A few tips can take you a long way in your pursuit of a meditative baking experience and allow you to calm your mind while baking.
When mixing the dough, try adding half the flour to the liquid and letting it sit for 30 minutes before adding the rest of the flour. This way, the flour absorbs the liquid, so you'll use less flour and end up with easier-to-knead dough and softer bread. Greasing your hands before kneading works just as well as flouring them.
Use a nonreactive bowl, such as glass or stainless steel, for the fermentation stage. Let the dough rise in a warm part of the kitchen, but avoid too-warm conditions—slow-rise bread is the most flavorful.
Sprinkle cornmeal in the greased baking pan to prevent sticking. If the loaf is browning prematurely, cover it with aluminum foil. Dusting loaves with bread flour just before baking will give them a rustic appearance. When hearth bread is done baking, turn off the oven and leave it there for five minutes to help it retain its crust.
While the dough is rising, try practicing a style of meditation called shamatha, a Sanskrit word that means "calm abiding." In this Buddhist meditation, sit and observe nothing but the natural rise and fall of the breath.

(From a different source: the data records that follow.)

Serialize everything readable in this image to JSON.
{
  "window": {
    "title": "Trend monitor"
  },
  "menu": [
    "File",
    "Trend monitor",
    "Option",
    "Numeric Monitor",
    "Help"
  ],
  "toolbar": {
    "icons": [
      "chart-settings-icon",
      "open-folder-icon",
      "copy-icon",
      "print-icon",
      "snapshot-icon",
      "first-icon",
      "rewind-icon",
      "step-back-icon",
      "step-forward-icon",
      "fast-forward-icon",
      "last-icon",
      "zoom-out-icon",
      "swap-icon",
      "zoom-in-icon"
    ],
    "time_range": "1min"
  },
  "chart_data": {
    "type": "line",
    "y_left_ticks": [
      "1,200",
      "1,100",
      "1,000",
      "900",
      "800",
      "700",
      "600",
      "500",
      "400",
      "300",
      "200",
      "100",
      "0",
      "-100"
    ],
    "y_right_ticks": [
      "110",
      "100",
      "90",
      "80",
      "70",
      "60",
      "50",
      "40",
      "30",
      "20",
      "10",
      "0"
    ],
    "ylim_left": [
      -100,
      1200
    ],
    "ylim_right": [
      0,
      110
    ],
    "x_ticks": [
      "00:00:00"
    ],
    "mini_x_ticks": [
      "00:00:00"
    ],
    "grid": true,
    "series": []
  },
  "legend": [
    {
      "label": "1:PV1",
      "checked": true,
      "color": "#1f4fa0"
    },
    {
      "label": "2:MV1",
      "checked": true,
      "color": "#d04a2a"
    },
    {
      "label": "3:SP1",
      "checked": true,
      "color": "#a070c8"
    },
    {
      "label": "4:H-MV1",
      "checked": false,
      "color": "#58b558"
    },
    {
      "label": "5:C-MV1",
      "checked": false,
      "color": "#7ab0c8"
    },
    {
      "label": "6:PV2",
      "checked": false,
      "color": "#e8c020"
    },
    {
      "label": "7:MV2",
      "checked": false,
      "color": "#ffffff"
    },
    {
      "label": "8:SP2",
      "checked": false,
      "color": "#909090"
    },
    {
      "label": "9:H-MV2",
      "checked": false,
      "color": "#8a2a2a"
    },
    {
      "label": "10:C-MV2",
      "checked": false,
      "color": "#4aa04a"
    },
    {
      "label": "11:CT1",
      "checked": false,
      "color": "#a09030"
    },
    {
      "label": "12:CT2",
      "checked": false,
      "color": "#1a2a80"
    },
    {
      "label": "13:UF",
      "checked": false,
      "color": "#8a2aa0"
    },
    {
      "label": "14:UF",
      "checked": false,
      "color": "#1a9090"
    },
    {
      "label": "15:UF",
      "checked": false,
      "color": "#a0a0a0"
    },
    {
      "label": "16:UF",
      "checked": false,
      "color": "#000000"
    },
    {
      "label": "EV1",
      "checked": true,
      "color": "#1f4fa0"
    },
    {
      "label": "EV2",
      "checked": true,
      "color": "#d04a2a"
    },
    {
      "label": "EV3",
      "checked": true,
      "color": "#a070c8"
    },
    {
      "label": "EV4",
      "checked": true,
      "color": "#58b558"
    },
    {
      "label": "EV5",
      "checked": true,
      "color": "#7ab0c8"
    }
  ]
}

Count 10 to 15 breaths (one count after a full inhalation and exhalation) and allow your mind to rest for a few moments in a state of calm. Repeat several times.
See also The Joy of Baking